Out of the water and into the air goes Willie Brooks, thrown by Winfred King at Forest Park swimming pool in Fort Worth. Photographed in 1981 by Fort Worth Star-Telegram photographer Vince Heptig.

From 2004 to 2018, Fort Worth did not invest any money from its bond program into aquatics. However, in 2014 and 2018, the parks and recreation department started asking for funding to build two new pools. Each year, the request was denied because the council said residents at public input meetings didn’t mention pools as a high priority.

Finally, in 2022, pools made it into the bond program, McElhany said. Ever since, there’s been a shift in how vocal residents are about the need for new pools.

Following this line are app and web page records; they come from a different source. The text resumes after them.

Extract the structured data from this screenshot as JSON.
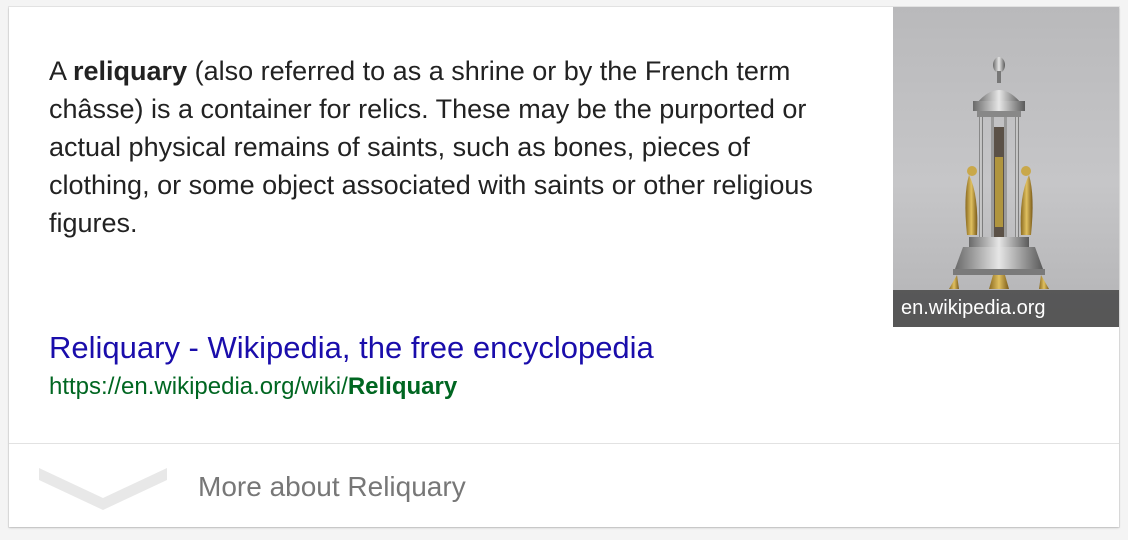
{
  "snippet": {
    "prefix": "A ",
    "term": "reliquary",
    "body": " (also referred to as a shrine or by the French term châsse) is a container for relics. These may be the purported or actual physical remains of saints, such as bones, pieces of clothing, or some object associated with saints or other religious figures."
  },
  "image": {
    "caption": "en.wikipedia.org"
  },
  "result": {
    "title": "Reliquary - Wikipedia, the free encyclopedia",
    "url_base": "https://en.wikipedia.org/wiki/",
    "url_bold": "Reliquary"
  },
  "more": {
    "label": "More about Reliquary",
    "icon": "chevron-down-icon"
  },
  "colors": {
    "link": "#1a0dab",
    "url": "#006621",
    "text": "#222222",
    "muted": "#777777"
  }
}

“There was enough support in 2022 and it really hasn’t gone away,” McElhany said. “It’s been an ongoing issue for residents.”

To encourage the city to keep investing in pools, residents need to keep speaking up, McElhany said. The city will begin a round of public engagement meetings for the parks and recreation master plan in October, immediately followed by public meetings for the aquatics master plan. Those meetings are expected to kick off in June 2024.

Moore’s advice? Lean on your master plans and use them as a form of accountability to continue investing in the department’s priorities. Create a plan and then put the money in place to get it done. When the loudest voices are the only ones the city is listening to, you start to leave residents out, he said.

At first McCormick dreaded working in the Como neighborhood. But when Viola Pitts, the unofficial mayor of Como, recruited him to re-open the neighborhood’s pool after it closed in the 1980s, he had a change of heart.

He had experience running swimming programs in his hometown of Birmingham, Alabama. In Como, McCormick found a community that went above and beyond to support his work at the pool. The neighborhood daycares and schools bused kids to the pool so their students could learn to swim under his watchful eye.

Since retiring from the pool and teaching at William Monnig Middle School, McCormick has time to walk every morning. He’s lost 100 pounds and his heart rate has slowed. Despite this, if the city reinvested in aquatics and reopened the pool, he would happily report for work to manage the pool again.

“If they built another pool and needed a manager, I would be the first one to run to Como,” McCormick said.

Rachel Behrndt is a government accountability reporter for the Fort Worth Report. Contact her at or via Twitter. At the Fort Worth Report, news decisions are made independently of our board members and financial supporters. Read more about our editorial independence policy here.